App and web page records
■ ■ ■ ■
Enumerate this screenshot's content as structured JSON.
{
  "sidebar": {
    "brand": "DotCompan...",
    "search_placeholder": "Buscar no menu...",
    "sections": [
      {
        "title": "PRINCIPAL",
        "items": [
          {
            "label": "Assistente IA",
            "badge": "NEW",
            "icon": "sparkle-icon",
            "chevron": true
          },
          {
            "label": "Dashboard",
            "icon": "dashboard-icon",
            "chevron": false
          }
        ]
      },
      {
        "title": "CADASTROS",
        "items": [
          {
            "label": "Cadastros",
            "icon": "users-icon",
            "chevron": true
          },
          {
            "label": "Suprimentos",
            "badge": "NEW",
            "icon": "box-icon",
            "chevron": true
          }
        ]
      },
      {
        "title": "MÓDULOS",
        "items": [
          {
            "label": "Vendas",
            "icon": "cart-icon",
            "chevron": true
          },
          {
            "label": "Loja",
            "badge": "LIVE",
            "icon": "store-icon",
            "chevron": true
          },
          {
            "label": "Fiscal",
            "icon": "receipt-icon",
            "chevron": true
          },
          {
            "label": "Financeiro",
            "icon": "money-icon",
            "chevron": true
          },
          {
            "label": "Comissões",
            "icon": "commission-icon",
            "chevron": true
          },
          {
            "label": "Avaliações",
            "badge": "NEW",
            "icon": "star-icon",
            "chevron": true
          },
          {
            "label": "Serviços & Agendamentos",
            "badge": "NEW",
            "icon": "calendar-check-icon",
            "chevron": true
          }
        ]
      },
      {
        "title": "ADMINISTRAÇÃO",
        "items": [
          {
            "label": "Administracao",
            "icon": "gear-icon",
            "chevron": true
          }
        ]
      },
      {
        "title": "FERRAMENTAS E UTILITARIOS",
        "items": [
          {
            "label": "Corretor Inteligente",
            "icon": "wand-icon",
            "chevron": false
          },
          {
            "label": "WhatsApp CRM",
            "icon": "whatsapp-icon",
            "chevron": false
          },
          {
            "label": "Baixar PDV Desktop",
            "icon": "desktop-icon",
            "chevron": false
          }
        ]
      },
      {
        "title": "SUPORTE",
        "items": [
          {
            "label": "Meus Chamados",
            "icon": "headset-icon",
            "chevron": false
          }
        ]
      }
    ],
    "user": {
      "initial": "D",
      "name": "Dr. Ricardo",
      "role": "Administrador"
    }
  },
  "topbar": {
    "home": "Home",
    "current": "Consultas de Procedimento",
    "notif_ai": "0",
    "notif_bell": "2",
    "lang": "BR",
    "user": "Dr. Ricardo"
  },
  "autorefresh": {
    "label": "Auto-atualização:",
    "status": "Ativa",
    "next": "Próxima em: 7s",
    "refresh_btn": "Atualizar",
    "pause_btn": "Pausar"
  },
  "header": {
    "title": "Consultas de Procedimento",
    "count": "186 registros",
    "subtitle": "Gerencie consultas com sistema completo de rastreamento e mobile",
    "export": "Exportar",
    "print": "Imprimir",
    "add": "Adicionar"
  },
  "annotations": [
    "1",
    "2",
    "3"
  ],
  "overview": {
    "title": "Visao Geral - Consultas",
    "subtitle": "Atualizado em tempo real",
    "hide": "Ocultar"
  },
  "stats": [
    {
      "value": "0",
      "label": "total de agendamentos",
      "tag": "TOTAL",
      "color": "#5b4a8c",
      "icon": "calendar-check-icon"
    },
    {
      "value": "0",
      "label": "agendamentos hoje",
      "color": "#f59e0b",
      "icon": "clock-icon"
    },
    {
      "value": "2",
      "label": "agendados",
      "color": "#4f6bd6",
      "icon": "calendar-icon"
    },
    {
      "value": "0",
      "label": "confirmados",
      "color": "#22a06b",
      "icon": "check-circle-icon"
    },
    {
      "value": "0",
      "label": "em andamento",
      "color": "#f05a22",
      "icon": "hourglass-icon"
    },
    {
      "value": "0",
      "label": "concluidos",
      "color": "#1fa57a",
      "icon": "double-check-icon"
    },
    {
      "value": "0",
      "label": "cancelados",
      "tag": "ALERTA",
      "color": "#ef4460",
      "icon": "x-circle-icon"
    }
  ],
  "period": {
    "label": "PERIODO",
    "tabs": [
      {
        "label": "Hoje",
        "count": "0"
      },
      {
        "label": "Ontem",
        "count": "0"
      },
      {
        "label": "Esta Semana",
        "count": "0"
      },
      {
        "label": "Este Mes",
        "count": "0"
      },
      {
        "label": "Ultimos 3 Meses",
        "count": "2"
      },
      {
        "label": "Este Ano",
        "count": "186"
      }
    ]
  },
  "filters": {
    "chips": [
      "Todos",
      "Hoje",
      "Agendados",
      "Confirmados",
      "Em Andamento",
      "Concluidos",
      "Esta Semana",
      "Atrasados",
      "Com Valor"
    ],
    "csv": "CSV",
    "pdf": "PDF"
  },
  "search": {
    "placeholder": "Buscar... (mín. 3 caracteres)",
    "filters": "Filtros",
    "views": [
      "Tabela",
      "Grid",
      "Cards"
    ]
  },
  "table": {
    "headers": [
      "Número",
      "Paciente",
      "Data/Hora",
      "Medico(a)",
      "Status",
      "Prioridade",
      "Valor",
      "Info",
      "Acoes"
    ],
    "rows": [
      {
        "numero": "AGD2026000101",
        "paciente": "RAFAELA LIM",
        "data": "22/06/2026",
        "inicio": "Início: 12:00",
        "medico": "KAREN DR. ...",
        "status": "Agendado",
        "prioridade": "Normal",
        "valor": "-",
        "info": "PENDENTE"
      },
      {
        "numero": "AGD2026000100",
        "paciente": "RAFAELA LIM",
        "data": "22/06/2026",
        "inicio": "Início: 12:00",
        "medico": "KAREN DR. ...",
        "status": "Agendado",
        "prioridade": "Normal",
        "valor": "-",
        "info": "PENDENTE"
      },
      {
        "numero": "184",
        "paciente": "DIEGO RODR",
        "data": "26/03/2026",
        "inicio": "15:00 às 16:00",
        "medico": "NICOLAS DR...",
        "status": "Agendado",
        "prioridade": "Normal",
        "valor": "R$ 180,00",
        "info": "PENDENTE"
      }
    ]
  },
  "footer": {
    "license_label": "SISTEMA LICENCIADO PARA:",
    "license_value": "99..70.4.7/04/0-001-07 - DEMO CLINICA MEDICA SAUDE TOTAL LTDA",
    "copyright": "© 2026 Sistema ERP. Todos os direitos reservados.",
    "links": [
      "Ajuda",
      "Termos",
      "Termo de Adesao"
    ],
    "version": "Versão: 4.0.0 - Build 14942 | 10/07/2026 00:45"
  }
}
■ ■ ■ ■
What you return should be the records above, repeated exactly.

Enumerate this screenshot's content as structured JSON.
{
  "sidebar": {
    "brand": "DotCompan...",
    "search_placeholder": "Buscar no menu...",
    "sections": [
      {
        "title": "PRINCIPAL",
        "items": [
          {
            "label": "Assistente IA",
            "badge": "NEW",
            "icon": "sparkle-icon",
            "chevron": true
          },
          {
            "label": "Dashboard",
            "icon": "dashboard-icon",
            "chevron": false
          }
        ]
      },
      {
        "title": "CADASTROS",
        "items": [
          {
            "label": "Cadastros",
            "icon": "users-icon",
            "chevron": true
          },
          {
            "label": "Suprimentos",
            "badge": "NEW",
            "icon": "box-icon",
            "chevron": true
          }
        ]
      },
      {
        "title": "MÓDULOS",
        "items": [
          {
            "label": "Vendas",
            "icon": "cart-icon",
            "chevron": true
          },
          {
            "label": "Loja",
            "badge": "LIVE",
            "icon": "store-icon",
            "chevron": true
          },
          {
            "label": "Fiscal",
            "icon": "receipt-icon",
            "chevron": true
          },
          {
            "label": "Financeiro",
            "icon": "money-icon",
            "chevron": true
          },
          {
            "label": "Comissões",
            "icon": "commission-icon",
            "chevron": true
          },
          {
            "label": "Avaliações",
            "badge": "NEW",
            "icon": "star-icon",
            "chevron": true
          },
          {
            "label": "Serviços & Agendamentos",
            "badge": "NEW",
            "icon": "calendar-check-icon",
            "chevron": true
          }
        ]
      },
      {
        "title": "ADMINISTRAÇÃO",
        "items": [
          {
            "label": "Administracao",
            "icon": "gear-icon",
            "chevron": true
          }
        ]
      },
      {
        "title": "FERRAMENTAS E UTILITARIOS",
        "items": [
          {
            "label": "Corretor Inteligente",
            "icon": "wand-icon",
            "chevron": false
          },
          {
            "label": "WhatsApp CRM",
            "icon": "whatsapp-icon",
            "chevron": false
          },
          {
            "label": "Baixar PDV Desktop",
            "icon": "desktop-icon",
            "chevron": false
          }
        ]
      },
      {
        "title": "SUPORTE",
        "items": [
          {
            "label": "Meus Chamados",
            "icon": "headset-icon",
            "chevron": false
          }
        ]
      }
    ],
    "user": {
      "initial": "D",
      "name": "Dr. Ricardo",
      "role": "Administrador"
    }
  },
  "topbar": {
    "home": "Home",
    "current": "Consultas de Procedimento",
    "notif_ai": "0",
    "notif_bell": "2",
    "lang": "BR",
    "user": "Dr. Ricardo"
  },
  "autorefresh": {
    "label": "Auto-atualização:",
    "status": "Ativa",
    "next": "Próxima em: 7s",
    "refresh_btn": "Atualizar",
    "pause_btn": "Pausar"
  },
  "header": {
    "title": "Consultas de Procedimento",
    "count": "186 registros",
    "subtitle": "Gerencie consultas com sistema completo de rastreamento e mobile",
    "export": "Exportar",
    "print": "Imprimir",
    "add": "Adicionar"
  },
  "annotations": [
    "1",
    "2",
    "3"
  ],
  "overview": {
    "title": "Visao Geral - Consultas",
    "subtitle": "Atualizado em tempo real",
    "hide": "Ocultar"
  },
  "stats": [
    {
      "value": "0",
      "label": "total de agendamentos",
      "tag": "TOTAL",
      "color": "#5b4a8c",
      "icon": "calendar-check-icon"
    },
    {
      "value": "0",
      "label": "agendamentos hoje",
      "color": "#f59e0b",
      "icon": "clock-icon"
    },
    {
      "value": "2",
      "label": "agendados",
      "color": "#4f6bd6",
      "icon": "calendar-icon"
    },
    {
      "value": "0",
      "label": "confirmados",
      "color": "#22a06b",
      "icon": "check-circle-icon"
    },
    {
      "value": "0",
      "label": "em andamento",
      "color": "#f05a22",
      "icon": "hourglass-icon"
    },
    {
      "value": "0",
      "label": "concluidos",
      "color": "#1fa57a",
      "icon": "double-check-icon"
    },
    {
      "value": "0",
      "label": "cancelados",
      "tag": "ALERTA",
      "color": "#ef4460",
      "icon": "x-circle-icon"
    }
  ],
  "period": {
    "label": "PERIODO",
    "tabs": [
      {
        "label": "Hoje",
        "count": "0"
      },
      {
        "label": "Ontem",
        "count": "0"
      },
      {
        "label": "Esta Semana",
        "count": "0"
      },
      {
        "label": "Este Mes",
        "count": "0"
      },
      {
        "label": "Ultimos 3 Meses",
        "count": "2"
      },
      {
        "label": "Este Ano",
        "count": "186"
      }
    ]
  },
  "filters": {
    "chips": [
      "Todos",
      "Hoje",
      "Agendados",
      "Confirmados",
      "Em Andamento",
      "Concluidos",
      "Esta Semana",
      "Atrasados",
      "Com Valor"
    ],
    "csv": "CSV",
    "pdf": "PDF"
  },
  "search": {
    "placeholder": "Buscar... (mín. 3 caracteres)",
    "filters": "Filtros",
    "views": [
      "Tabela",
      "Grid",
      "Cards"
    ]
  },
  "table": {
    "headers": [
      "Número",
      "Paciente",
      "Data/Hora",
      "Medico(a)",
      "Status",
      "Prioridade",
      "Valor",
      "Info",
      "Acoes"
    ],
    "rows": [
      {
        "numero": "AGD2026000101",
        "paciente": "RAFAELA LIM",
        "data": "22/06/2026",
        "inicio": "Início: 12:00",
        "medico": "KAREN DR. ...",
        "status": "Agendado",
        "prioridade": "Normal",
        "valor": "-",
        "info": "PENDENTE"
      },
      {
        "numero": "AGD2026000100",
        "paciente": "RAFAELA LIM",
        "data": "22/06/2026",
        "inicio": "Início: 12:00",
        "medico": "KAREN DR. ...",
        "status": "Agendado",
        "prioridade": "Normal",
        "valor": "-",
        "info": "PENDENTE"
      },
      {
        "numero": "184",
        "paciente": "DIEGO RODR",
        "data": "26/03/2026",
        "inicio": "15:00 às 16:00",
        "medico": "NICOLAS DR...",
        "status": "Agendado",
        "prioridade": "Normal",
        "valor": "R$ 180,00",
        "info": "PENDENTE"
      }
    ]
  },
  "footer": {
    "license_label": "SISTEMA LICENCIADO PARA:",
    "license_value": "99..70.4.7/04/0-001-07 - DEMO CLINICA MEDICA SAUDE TOTAL LTDA",
    "copyright": "© 2026 Sistema ERP. Todos os direitos reservados.",
    "links": [
      "Ajuda",
      "Termos",
      "Termo de Adesao"
    ],
    "version": "Versão: 4.0.0 - Build 14942 | 10/07/2026 00:45"
  }
}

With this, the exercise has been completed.